Items from a dataset
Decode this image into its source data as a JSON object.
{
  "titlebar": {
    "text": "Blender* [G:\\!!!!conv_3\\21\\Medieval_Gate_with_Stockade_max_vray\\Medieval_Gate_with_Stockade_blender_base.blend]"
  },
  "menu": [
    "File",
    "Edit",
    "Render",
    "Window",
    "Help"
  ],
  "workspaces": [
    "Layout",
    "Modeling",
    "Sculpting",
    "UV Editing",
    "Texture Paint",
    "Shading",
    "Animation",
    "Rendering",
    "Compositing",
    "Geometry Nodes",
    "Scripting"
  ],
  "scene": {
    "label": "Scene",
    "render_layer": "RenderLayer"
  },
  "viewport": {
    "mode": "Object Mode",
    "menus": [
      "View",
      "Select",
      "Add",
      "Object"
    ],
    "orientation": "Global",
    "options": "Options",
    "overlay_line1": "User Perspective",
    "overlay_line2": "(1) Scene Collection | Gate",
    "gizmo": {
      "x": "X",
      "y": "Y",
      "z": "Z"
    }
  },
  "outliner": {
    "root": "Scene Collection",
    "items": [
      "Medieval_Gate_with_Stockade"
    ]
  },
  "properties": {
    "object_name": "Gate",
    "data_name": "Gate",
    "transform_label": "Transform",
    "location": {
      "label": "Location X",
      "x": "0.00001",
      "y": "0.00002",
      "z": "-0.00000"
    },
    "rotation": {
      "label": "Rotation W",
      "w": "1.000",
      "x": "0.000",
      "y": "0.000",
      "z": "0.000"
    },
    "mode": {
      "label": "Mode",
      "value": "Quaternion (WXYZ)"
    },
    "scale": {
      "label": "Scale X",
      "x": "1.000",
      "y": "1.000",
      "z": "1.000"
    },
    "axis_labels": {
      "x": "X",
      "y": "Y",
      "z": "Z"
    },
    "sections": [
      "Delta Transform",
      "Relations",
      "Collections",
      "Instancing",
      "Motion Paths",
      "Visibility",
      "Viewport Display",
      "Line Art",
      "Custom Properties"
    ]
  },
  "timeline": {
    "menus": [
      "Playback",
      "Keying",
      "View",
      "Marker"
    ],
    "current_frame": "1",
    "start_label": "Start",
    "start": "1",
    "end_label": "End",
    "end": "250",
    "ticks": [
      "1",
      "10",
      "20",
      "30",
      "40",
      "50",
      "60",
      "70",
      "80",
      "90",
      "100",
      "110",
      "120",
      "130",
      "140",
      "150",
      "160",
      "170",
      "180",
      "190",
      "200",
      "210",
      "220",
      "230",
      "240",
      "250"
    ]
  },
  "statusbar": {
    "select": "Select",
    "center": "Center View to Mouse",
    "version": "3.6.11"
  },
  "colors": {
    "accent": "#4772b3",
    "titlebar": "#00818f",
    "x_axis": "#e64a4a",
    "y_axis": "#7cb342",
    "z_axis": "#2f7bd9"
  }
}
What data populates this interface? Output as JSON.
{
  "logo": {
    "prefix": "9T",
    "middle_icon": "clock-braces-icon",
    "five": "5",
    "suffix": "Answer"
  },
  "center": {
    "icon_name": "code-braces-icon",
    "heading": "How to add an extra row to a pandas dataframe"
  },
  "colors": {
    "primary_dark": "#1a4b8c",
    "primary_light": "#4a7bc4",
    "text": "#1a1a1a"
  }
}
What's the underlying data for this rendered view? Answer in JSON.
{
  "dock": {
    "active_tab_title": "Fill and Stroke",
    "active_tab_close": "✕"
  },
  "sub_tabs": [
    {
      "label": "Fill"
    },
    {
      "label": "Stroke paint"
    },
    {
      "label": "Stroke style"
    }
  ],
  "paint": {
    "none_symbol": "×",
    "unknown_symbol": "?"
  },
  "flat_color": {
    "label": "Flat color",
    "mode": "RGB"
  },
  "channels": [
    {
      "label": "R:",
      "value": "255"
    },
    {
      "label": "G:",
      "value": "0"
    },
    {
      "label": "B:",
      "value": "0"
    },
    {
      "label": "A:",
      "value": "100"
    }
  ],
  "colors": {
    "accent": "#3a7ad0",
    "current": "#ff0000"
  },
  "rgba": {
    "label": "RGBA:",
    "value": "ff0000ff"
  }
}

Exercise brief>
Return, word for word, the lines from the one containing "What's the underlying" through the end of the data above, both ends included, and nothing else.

Solution>
What's the underlying data for this rendered view? Answer in JSON.
{
  "dock": {
    "active_tab_title": "Fill and Stroke",
    "active_tab_close": "✕"
  },
  "sub_tabs": [
    {
      "label": "Fill"
    },
    {
      "label": "Stroke paint"
    },
    {
      "label": "Stroke style"
    }
  ],
  "paint": {
    "none_symbol": "×",
    "unknown_symbol": "?"
  },
  "flat_color": {
    "label": "Flat color",
    "mode": "RGB"
  },
  "channels": [
    {
      "label": "R:",
      "value": "255"
    },
    {
      "label": "G:",
      "value": "0"
    },
    {
      "label": "B:",
      "value": "0"
    },
    {
      "label": "A:",
      "value": "100"
    }
  ],
  "colors": {
    "accent": "#3a7ad0",
    "current": "#ff0000"
  },
  "rgba": {
    "label": "RGBA:",
    "value": "ff0000ff"
  }
}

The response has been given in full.